This paper explores research and innovation policies supporting university-industry collaborative programmes. It is argued in the paper that the policy rationale behind the recent emphasis on such programmes originates in, and is legitimised by, conceptual developments in the social sciences advocating a systems perspective. Influential concepts representing this system perspective are ‘mode 2’, triple helix and regional clusters. Though being seriously criticized by academics for its conceptual flaws and limited empirical validation, these concepts have rapidly been transferred into policy practice by many governments in the EU and OECD.
The purpose of the paper is to show and critically discuss how a systems perspective within national research and innovation policy is formulated, negotiated and, finally, implemented in a regional biotech commercialization project in Sweden, called Uppsala Bio-X. Three main questions are addressed in the paper. To what extent do research and innovation policies at national and regional levels reflect key features of recently developed system approaches in the social sciences? How have key actors influenced strategies for implementing Uppsala Bio-X? What effects, both quantifiable and non-quantifiable, can be traced?

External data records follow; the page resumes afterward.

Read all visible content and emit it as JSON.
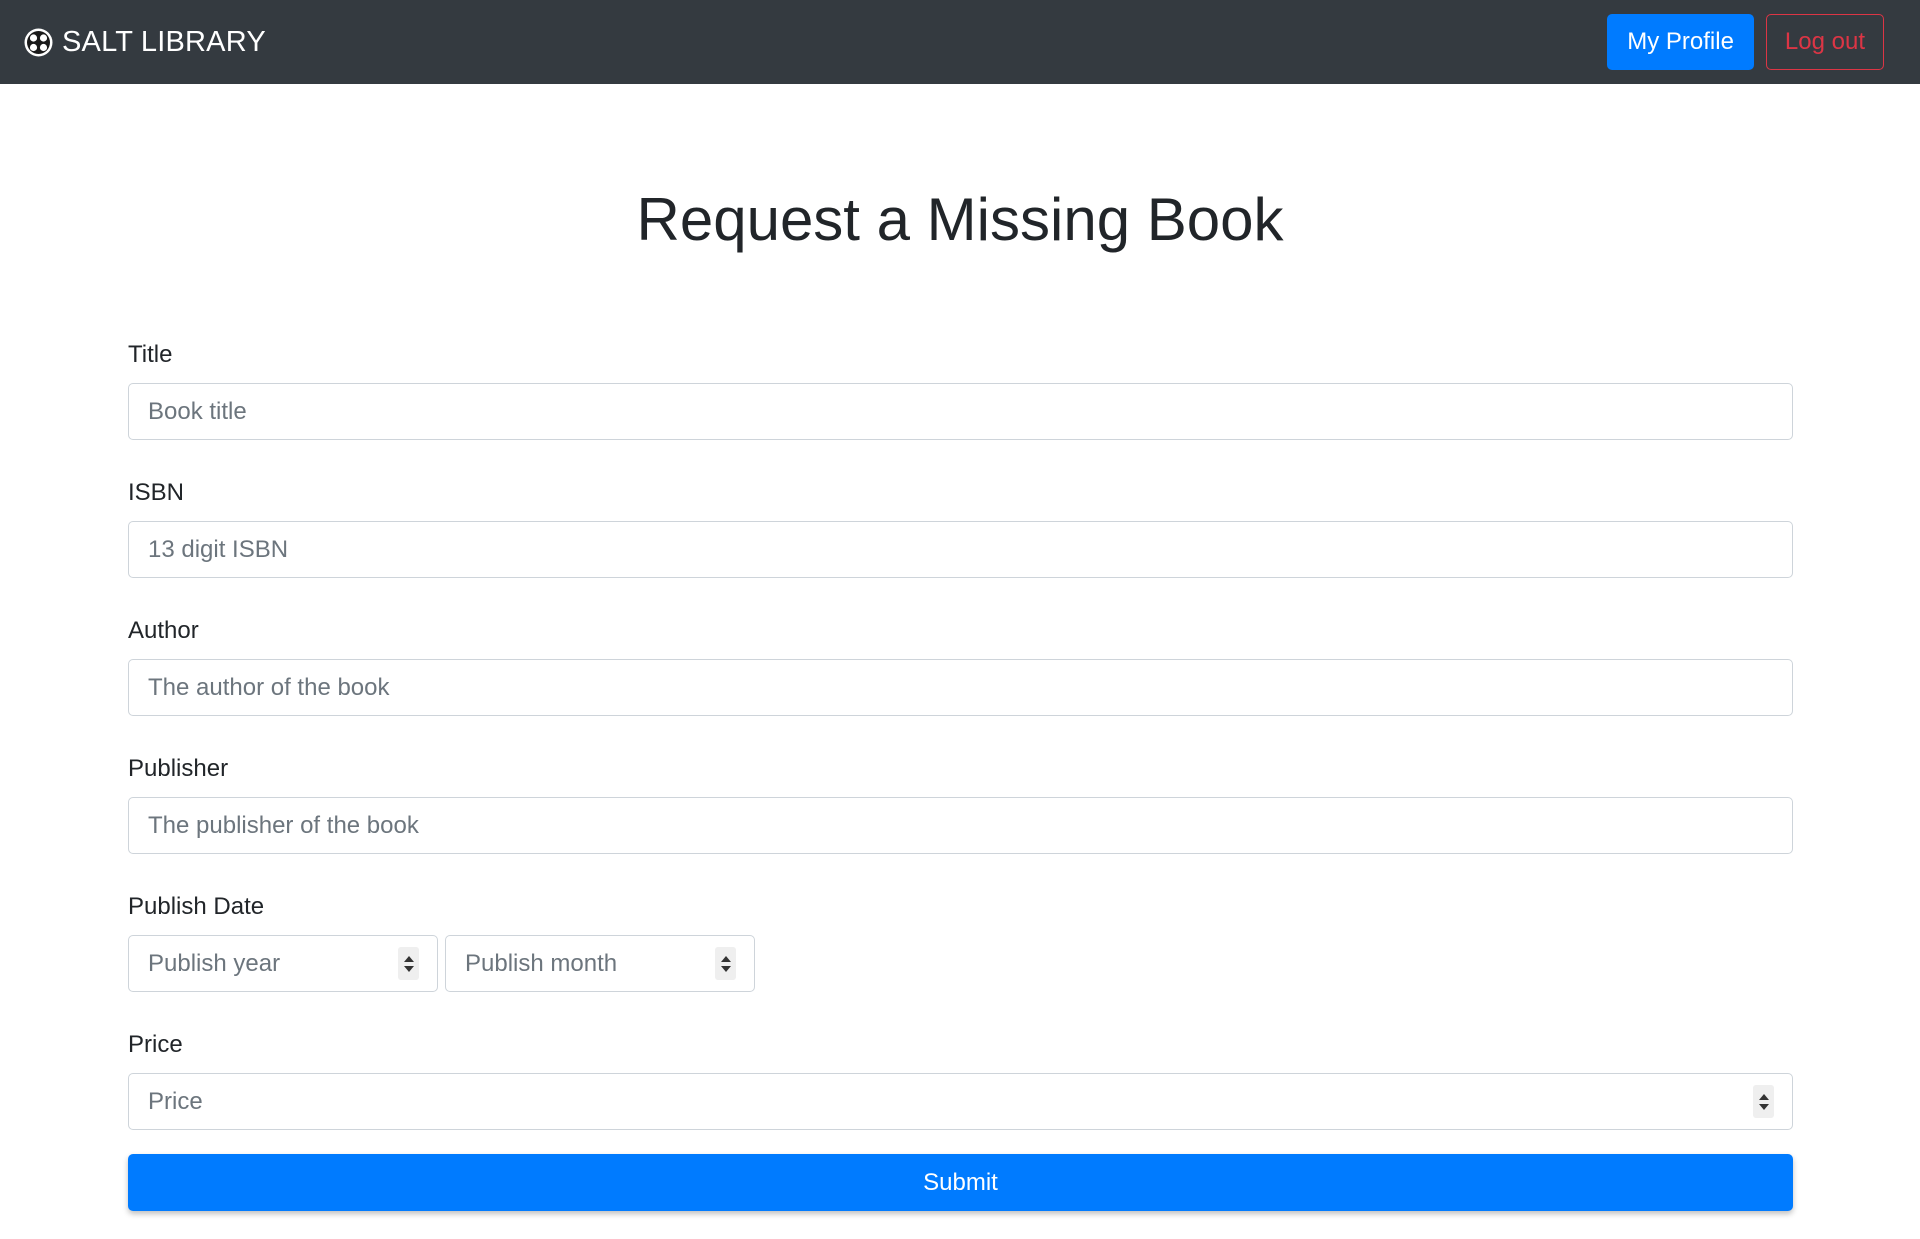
{
  "navbar": {
    "brand": "SALT LIBRARY",
    "logo_icon": "salt-library-logo-icon",
    "profile_label": "My Profile",
    "logout_label": "Log out"
  },
  "page": {
    "title": "Request a Missing Book"
  },
  "form": {
    "title": {
      "label": "Title",
      "placeholder": "Book title",
      "value": ""
    },
    "isbn": {
      "label": "ISBN",
      "placeholder": "13 digit ISBN",
      "value": ""
    },
    "author": {
      "label": "Author",
      "placeholder": "The author of the book",
      "value": ""
    },
    "publisher": {
      "label": "Publisher",
      "placeholder": "The publisher of the book",
      "value": ""
    },
    "publish_date": {
      "label": "Publish Date",
      "year_placeholder": "Publish year",
      "month_placeholder": "Publish month"
    },
    "price": {
      "label": "Price",
      "placeholder": "Price",
      "value": ""
    },
    "submit_label": "Submit"
  },
  "colors": {
    "navbar_bg": "#343a40",
    "primary": "#007bff",
    "danger": "#dc3545",
    "text": "#212529",
    "placeholder": "#6c757d",
    "border": "#ced4da"
  }
}
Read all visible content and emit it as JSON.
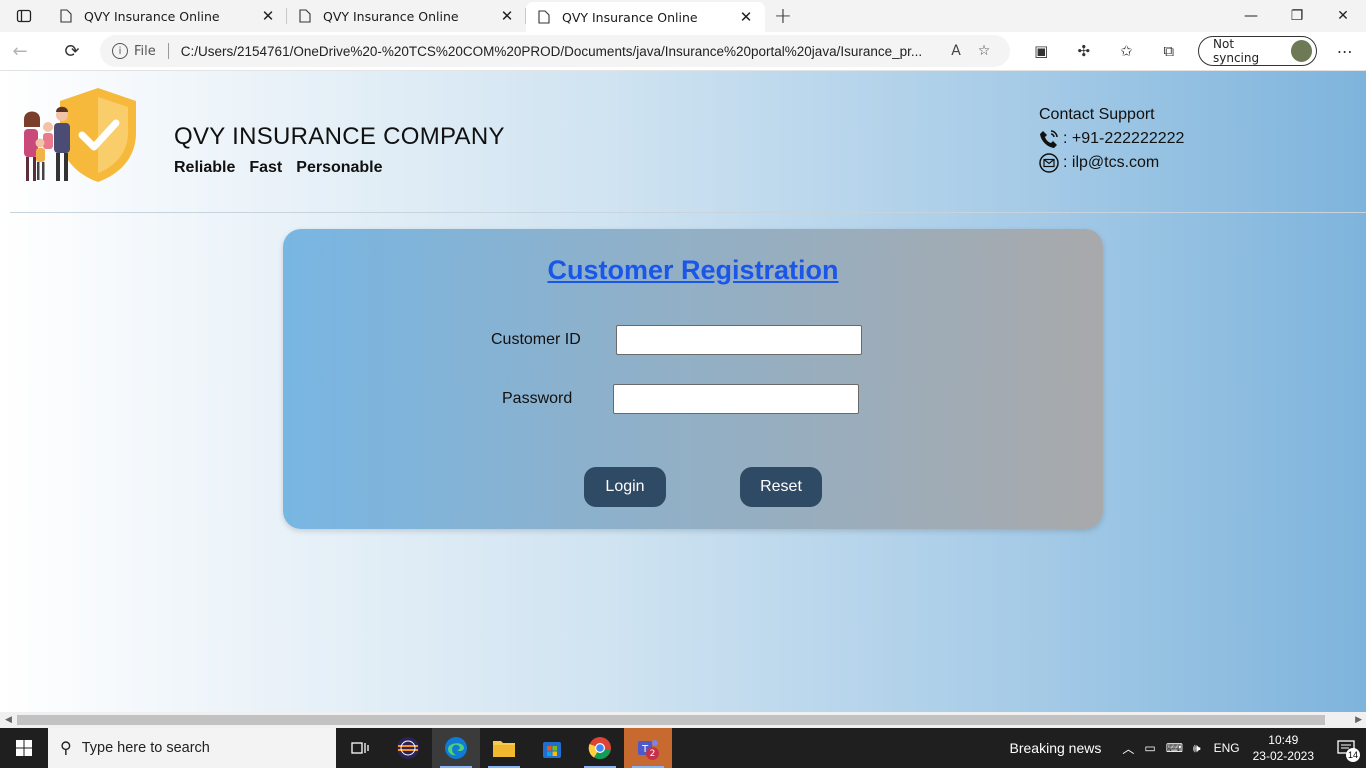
{
  "browser": {
    "tabs": [
      {
        "title": "QVY Insurance Online",
        "active": false
      },
      {
        "title": "QVY Insurance Online",
        "active": false
      },
      {
        "title": "QVY Insurance Online",
        "active": true
      }
    ],
    "address": {
      "scheme_label": "File",
      "url": "C:/Users/2154761/OneDrive%20-%20TCS%20COM%20PROD/Documents/java/Insurance%20portal%20java/Isurance_pr..."
    },
    "sync_label": "Not syncing"
  },
  "header": {
    "company": "QVY INSURANCE COMPANY",
    "tagline": [
      "Reliable",
      "Fast",
      "Personable"
    ],
    "contact": {
      "title": "Contact Support",
      "phone": ": +91-222222222",
      "email": ": ilp@tcs.com"
    }
  },
  "form": {
    "title": "Customer Registration",
    "customer_id_label": "Customer ID",
    "customer_id_value": "",
    "password_label": "Password",
    "password_value": "",
    "login_label": "Login",
    "reset_label": "Reset"
  },
  "taskbar": {
    "search_placeholder": "Type here to search",
    "news": "Breaking news",
    "lang": "ENG",
    "time": "10:49",
    "date": "23-02-2023",
    "notifications": "14",
    "teams_badge": "2"
  }
}
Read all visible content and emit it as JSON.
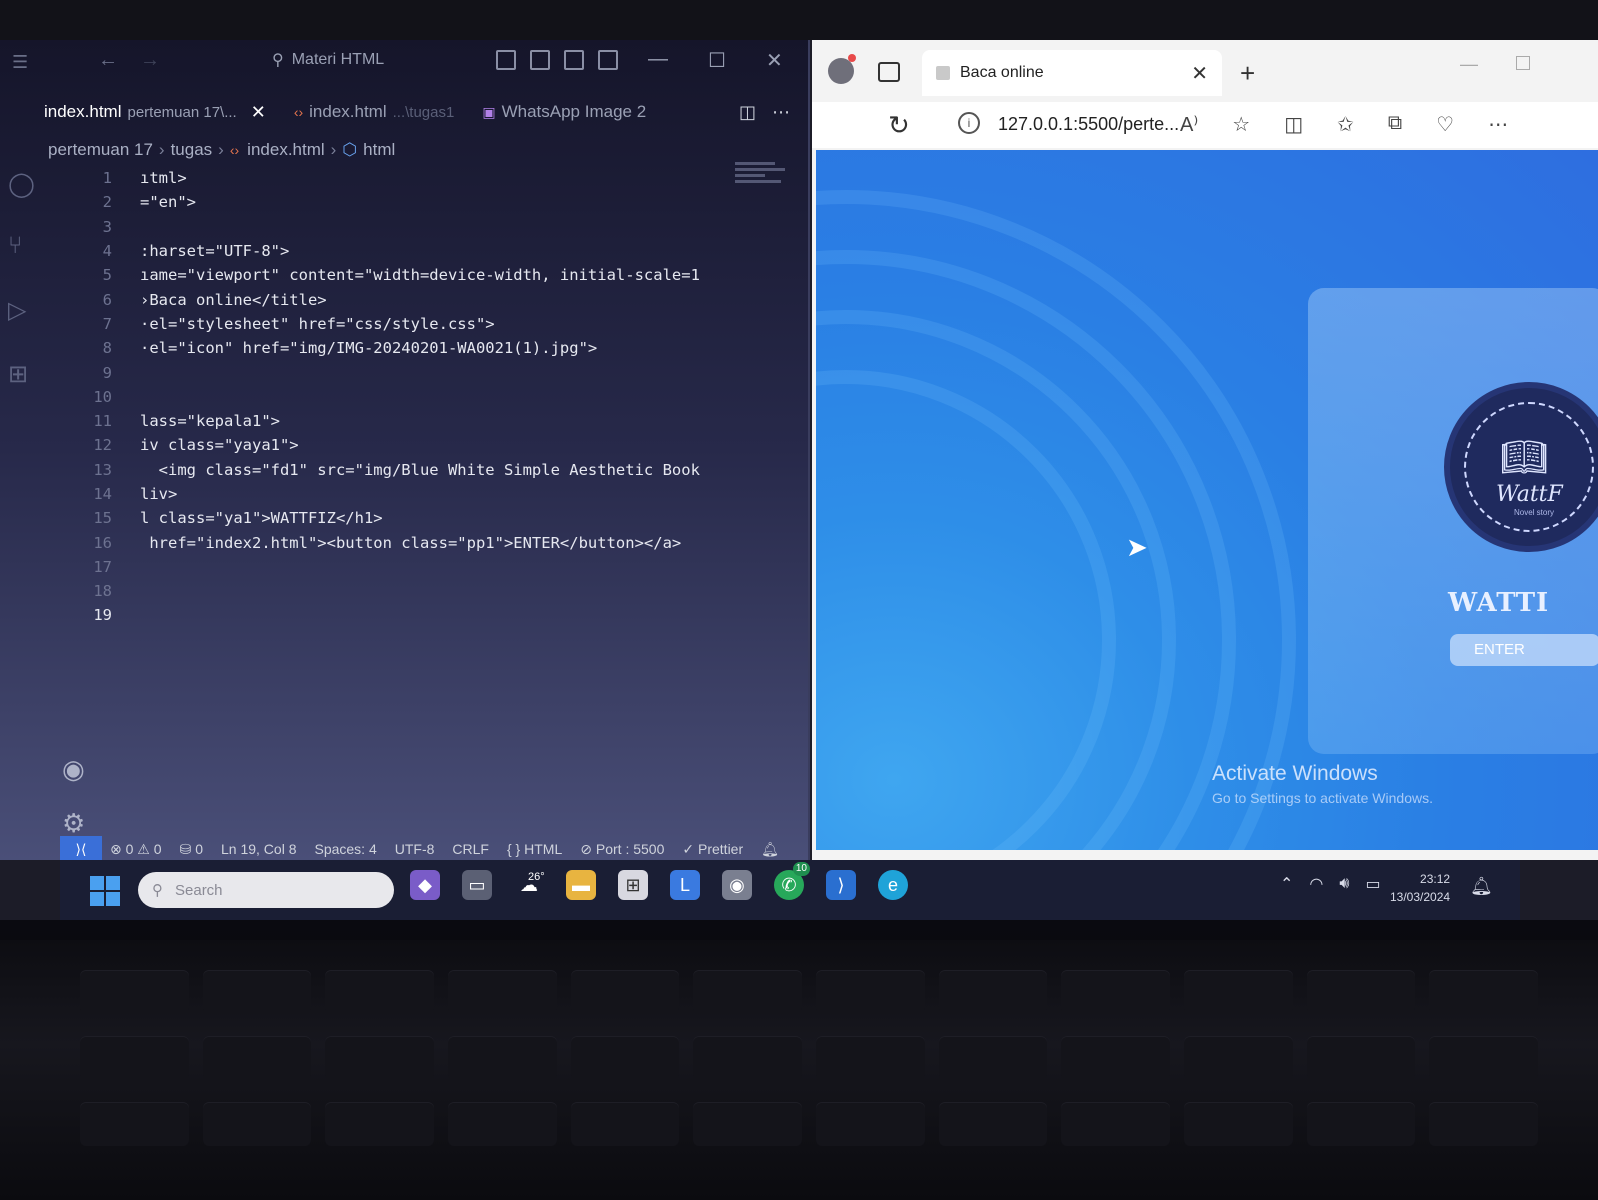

It is concluded that (i) national and regional research and innovation policy display central elements of recent conceptual development in the social sciences; (ii) actors advocating industry involvement have gradually increased their influence; (iii) researchers participating in the project examined in the study appear to support a gradual change towards commercial ends; (iv) beside usually expected effects (publications, patents, new jobs) of the project, the effects also include changed perception amongst the university researchers as well as (v) substantial unexpected side-effects that concern development of existing local biotech firms and the establishment of interdisciplinary research teams. As such, the paper contributes to the understanding both of impacts of policy programmes as well as of institutional changes that redefine the boundaries between universities and firms.